The McMohan Line, named after Henry McMahon, the main British negotiator in Shimla, was drawn from the eastern border of Bhutan to the Isu Razi Pass on the Sino-Myanmar border. China claims territory south of the McMahon Line, located in Arunachal Pradesh.
China also bases its claims on the historical ties that existed between the Tawang and Lhasa monasteries.
In 2017, Lu Kang, then spokesperson for the Chinese Foreign Ministry, said: âChina has a consistent and clear position on the border between China and India. It is appropriate action to announce these Chinese place names to the public, as is the case according to regulations established by the State Council. “
What does China seek to gain by making these claims?
As previously stated, it is part of China’s strategy to assert its territorial claims over Indian territory. As part of this strategy, China regularly issues statements of outrage every time an Indian dignitary visits Arunachal Pradesh – it did so more recently when Vice President Venkaiah Naidu visited for s ‘address to the State Assembly in October.
Beijing continues to reiterate its “consistent” and “clear” position that India’s possession of Arunachal Pradesh, although firmly established and recognized by the world, is “illegal”, and calls on New Delhi to stop taking action to âcomplicateâ the border issue.
The âfirst batchâ of name changes in 2017 came a few days after the Dalai Lama’s visit to Arunachal Pradesh, against which Beijing strongly protested. Spokesman Lu said, however, that “standardization” was necessary since all the names used in “southern Tibet” have been inherited by word of mouth for generations by ethnic minority groups.
“These names reflect and indicate in one aspect, that China’s proposal to claim sovereignty over the southern Tibet region has an important historical, cultural, administrative and jurisdictional basis,” Lu said.
Speaking at the time to the Indian Express, Wang Dehua, then director of the Institute for South and Central Asia Studies in Shanghai, said that through this decision, China wanted to prove its territorial jurisdiction over the Arunachal Pradesh.
âThe name change is an ongoing process in China. Just as Bombay was changed to Mumbai or Madras was changed to Chennai in India. Standardized names happen to be found in southern Tibet, âWang said.
Filing aggressive claims to territories on the basis of alleged historical injustices committed against China is part of Beijing’s foreign policy manual.
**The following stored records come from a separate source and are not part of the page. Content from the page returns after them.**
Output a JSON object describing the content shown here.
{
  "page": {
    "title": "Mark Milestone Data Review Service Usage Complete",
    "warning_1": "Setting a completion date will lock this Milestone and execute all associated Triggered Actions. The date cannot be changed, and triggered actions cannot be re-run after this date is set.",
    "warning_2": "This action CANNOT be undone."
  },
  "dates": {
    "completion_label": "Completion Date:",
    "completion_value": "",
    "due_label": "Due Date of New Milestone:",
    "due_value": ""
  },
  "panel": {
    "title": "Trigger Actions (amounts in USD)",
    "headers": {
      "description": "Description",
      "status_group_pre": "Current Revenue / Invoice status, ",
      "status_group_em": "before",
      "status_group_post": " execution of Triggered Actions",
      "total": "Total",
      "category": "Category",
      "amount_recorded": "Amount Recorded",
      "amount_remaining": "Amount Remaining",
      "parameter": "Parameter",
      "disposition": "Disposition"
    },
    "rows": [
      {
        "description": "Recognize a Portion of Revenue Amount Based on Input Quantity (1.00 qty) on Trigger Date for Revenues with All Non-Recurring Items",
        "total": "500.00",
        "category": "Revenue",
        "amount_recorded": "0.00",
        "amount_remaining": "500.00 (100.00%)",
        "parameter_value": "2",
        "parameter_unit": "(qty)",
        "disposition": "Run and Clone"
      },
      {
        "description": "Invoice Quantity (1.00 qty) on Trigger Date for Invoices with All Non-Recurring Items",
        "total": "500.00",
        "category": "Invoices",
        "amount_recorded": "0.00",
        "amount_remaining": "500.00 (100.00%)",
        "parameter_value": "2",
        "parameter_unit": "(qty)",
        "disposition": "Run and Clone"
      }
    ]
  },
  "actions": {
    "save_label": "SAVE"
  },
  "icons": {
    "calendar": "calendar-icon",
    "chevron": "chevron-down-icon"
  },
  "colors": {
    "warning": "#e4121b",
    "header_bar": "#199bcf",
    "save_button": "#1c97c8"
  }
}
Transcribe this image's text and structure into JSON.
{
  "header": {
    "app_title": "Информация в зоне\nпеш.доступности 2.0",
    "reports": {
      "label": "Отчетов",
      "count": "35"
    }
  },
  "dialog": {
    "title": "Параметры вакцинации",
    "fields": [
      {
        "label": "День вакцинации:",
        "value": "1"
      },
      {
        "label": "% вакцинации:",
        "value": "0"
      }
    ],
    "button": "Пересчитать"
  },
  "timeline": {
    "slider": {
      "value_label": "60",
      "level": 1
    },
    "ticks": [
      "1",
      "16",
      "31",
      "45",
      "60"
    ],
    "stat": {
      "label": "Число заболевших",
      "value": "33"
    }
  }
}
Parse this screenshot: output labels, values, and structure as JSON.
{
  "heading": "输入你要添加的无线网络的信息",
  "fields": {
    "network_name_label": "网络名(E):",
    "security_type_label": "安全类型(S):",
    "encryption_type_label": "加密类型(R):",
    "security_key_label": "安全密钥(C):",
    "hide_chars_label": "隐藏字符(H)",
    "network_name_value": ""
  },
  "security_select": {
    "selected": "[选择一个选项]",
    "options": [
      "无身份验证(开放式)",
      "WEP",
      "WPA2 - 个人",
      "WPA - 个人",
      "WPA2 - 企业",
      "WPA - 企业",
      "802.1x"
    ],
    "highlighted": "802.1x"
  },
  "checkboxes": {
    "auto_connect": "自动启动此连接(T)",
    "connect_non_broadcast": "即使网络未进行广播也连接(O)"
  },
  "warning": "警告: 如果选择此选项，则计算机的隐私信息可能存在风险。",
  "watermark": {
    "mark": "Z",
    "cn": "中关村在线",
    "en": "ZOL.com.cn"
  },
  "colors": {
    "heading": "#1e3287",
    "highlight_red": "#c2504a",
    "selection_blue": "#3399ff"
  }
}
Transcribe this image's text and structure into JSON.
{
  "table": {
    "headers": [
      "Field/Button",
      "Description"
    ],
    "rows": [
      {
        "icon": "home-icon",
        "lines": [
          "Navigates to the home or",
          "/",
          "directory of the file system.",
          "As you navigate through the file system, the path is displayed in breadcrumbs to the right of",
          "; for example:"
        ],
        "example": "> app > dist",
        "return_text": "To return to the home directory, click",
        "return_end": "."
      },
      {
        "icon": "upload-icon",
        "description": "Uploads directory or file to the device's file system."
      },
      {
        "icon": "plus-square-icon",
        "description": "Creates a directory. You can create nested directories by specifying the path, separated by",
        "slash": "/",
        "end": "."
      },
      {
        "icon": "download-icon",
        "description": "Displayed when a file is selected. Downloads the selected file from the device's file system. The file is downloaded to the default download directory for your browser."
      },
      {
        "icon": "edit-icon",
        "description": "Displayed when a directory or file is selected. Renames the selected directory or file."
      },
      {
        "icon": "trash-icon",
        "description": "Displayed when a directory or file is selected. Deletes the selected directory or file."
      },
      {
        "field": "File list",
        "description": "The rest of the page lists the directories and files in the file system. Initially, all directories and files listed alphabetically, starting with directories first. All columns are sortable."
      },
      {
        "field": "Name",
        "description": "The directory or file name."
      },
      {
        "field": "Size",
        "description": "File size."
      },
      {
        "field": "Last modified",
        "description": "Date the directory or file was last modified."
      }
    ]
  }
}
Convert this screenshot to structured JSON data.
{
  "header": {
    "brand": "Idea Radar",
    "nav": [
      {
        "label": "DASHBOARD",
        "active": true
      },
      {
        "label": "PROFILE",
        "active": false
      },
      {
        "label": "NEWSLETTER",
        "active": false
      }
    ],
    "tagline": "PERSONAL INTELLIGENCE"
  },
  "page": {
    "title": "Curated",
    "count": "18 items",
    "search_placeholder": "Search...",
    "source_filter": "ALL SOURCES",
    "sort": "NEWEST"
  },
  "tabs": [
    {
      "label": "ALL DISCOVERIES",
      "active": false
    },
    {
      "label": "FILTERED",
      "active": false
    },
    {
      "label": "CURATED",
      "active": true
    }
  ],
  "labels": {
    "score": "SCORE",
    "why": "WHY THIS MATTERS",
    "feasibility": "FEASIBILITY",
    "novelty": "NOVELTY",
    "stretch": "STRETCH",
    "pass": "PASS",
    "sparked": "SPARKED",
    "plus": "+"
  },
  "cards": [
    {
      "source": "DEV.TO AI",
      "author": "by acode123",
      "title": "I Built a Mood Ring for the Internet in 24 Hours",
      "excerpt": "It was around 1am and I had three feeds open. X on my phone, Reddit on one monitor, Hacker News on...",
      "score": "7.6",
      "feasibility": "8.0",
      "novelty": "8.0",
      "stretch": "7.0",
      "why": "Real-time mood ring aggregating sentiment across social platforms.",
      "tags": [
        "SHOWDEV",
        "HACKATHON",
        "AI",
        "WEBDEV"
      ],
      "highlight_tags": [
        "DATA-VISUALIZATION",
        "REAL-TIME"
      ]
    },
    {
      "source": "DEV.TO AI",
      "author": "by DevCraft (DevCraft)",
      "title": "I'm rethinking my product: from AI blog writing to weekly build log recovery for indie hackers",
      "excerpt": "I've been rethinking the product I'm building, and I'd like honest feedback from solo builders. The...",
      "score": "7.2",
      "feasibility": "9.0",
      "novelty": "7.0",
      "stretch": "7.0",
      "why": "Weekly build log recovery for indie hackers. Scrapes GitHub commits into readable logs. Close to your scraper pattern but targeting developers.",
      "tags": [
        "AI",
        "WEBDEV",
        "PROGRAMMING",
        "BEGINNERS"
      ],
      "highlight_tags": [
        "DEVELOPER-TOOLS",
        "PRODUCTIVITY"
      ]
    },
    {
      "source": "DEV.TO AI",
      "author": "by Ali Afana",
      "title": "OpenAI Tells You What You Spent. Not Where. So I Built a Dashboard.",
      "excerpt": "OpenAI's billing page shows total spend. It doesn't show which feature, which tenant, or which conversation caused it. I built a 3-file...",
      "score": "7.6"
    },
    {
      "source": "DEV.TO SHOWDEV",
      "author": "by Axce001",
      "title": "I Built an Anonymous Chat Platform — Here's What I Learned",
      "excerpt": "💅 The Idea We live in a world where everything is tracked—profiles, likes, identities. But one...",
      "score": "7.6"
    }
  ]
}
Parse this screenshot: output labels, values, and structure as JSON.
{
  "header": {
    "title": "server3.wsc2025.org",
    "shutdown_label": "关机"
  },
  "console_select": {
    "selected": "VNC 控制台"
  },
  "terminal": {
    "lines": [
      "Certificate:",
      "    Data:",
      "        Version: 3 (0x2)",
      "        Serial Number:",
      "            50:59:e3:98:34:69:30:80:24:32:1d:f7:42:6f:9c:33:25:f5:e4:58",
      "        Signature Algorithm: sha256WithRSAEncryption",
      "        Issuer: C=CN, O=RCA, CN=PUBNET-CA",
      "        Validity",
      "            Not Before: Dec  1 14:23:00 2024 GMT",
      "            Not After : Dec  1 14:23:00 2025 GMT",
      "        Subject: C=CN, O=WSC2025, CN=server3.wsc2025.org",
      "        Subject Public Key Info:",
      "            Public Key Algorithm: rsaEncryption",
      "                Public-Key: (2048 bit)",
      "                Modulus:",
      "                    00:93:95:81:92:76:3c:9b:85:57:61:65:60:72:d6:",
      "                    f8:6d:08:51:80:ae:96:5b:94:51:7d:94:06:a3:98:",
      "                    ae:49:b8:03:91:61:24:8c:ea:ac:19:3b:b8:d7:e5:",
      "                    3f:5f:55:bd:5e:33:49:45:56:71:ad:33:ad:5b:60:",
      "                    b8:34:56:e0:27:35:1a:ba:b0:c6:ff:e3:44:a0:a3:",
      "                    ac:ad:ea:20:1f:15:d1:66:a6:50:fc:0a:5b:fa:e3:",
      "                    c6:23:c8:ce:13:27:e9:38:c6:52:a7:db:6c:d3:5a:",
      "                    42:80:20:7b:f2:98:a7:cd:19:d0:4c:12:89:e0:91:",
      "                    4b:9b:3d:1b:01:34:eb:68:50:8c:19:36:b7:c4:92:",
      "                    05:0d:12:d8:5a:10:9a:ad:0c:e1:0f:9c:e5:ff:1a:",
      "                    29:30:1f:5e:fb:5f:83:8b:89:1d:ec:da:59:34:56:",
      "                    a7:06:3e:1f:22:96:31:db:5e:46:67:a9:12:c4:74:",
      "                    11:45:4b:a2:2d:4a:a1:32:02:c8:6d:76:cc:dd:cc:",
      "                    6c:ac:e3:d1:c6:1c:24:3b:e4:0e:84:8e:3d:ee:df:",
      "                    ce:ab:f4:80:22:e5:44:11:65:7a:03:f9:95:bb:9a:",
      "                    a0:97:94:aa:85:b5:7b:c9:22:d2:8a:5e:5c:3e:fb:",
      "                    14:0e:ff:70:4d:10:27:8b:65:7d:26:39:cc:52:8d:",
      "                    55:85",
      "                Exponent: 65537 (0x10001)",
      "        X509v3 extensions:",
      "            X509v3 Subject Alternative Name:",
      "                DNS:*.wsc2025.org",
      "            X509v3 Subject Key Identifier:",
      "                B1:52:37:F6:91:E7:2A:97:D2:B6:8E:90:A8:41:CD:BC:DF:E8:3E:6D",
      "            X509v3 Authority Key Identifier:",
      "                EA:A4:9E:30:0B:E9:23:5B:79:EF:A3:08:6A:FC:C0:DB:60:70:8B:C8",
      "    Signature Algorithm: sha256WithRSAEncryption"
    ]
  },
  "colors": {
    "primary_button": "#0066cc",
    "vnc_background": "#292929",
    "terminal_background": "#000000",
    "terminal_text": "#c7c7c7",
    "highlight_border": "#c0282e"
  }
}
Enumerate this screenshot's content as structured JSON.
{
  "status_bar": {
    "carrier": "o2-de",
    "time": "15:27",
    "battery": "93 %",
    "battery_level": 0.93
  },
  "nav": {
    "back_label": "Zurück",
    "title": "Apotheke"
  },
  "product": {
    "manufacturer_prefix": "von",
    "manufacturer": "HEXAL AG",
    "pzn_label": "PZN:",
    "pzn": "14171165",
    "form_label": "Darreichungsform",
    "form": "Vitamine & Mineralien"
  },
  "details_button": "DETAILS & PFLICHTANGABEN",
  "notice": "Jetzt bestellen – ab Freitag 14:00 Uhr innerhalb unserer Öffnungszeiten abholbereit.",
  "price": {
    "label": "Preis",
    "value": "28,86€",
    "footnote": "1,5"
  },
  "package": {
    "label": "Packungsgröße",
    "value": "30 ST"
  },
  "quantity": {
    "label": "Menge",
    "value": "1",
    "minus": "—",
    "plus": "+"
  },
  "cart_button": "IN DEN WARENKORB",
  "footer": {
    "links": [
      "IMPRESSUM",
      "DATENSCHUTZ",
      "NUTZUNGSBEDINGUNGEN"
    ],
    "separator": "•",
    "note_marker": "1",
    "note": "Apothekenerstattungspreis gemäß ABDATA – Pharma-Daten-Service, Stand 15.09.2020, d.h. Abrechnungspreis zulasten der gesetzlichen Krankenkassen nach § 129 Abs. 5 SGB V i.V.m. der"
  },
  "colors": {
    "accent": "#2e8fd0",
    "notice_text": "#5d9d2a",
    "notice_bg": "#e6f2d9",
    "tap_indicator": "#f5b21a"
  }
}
The claim on Taiwan is one example, as are the continued efforts to change the âfacts on the groundâ in several disputed South China Sea islands. The aggression is at all times openly and covertly supported by the use of China’s economic and military might.